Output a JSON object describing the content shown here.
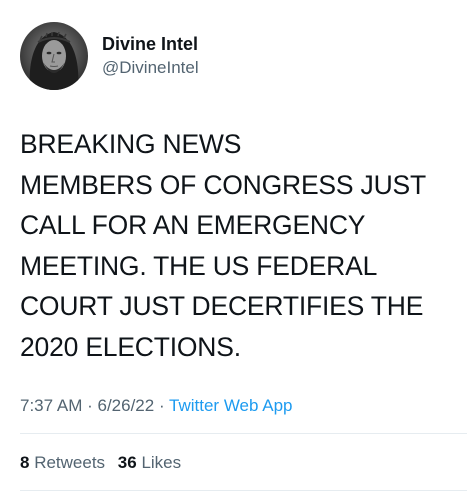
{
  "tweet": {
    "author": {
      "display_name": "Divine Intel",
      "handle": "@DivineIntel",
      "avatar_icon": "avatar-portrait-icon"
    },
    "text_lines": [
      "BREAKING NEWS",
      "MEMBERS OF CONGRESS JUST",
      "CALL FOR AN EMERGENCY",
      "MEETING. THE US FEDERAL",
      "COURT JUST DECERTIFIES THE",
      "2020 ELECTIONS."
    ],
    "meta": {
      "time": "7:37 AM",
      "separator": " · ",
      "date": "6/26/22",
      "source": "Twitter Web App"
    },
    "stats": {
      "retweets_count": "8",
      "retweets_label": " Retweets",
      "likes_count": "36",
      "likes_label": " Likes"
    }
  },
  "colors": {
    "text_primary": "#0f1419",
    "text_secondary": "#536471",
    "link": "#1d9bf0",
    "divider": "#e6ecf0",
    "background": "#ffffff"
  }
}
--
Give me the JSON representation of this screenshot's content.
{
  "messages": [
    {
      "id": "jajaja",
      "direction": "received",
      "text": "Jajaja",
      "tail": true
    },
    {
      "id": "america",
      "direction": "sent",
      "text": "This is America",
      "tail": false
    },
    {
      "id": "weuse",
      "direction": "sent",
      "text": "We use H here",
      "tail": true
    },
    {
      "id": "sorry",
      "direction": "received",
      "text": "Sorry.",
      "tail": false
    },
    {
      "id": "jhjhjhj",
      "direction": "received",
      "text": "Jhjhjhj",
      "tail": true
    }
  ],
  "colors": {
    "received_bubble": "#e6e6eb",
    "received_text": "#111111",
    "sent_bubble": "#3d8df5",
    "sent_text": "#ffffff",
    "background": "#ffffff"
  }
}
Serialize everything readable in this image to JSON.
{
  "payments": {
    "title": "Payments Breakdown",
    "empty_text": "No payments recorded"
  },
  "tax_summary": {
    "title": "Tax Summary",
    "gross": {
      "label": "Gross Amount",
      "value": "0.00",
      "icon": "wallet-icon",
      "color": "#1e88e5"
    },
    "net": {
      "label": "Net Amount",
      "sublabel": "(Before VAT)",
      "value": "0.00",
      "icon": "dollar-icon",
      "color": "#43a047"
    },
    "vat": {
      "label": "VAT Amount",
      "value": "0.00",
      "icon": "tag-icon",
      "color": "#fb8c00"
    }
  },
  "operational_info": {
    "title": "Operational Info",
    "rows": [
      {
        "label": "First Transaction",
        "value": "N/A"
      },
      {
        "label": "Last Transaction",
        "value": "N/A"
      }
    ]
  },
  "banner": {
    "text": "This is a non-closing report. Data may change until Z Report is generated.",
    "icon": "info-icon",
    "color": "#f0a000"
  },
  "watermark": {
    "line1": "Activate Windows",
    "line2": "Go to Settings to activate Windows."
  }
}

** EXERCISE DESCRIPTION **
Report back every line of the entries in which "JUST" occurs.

** TASK SOLUTION **
      "MEMBERS OF CONGRESS JUST",
      "COURT JUST DECERTIFIES THE",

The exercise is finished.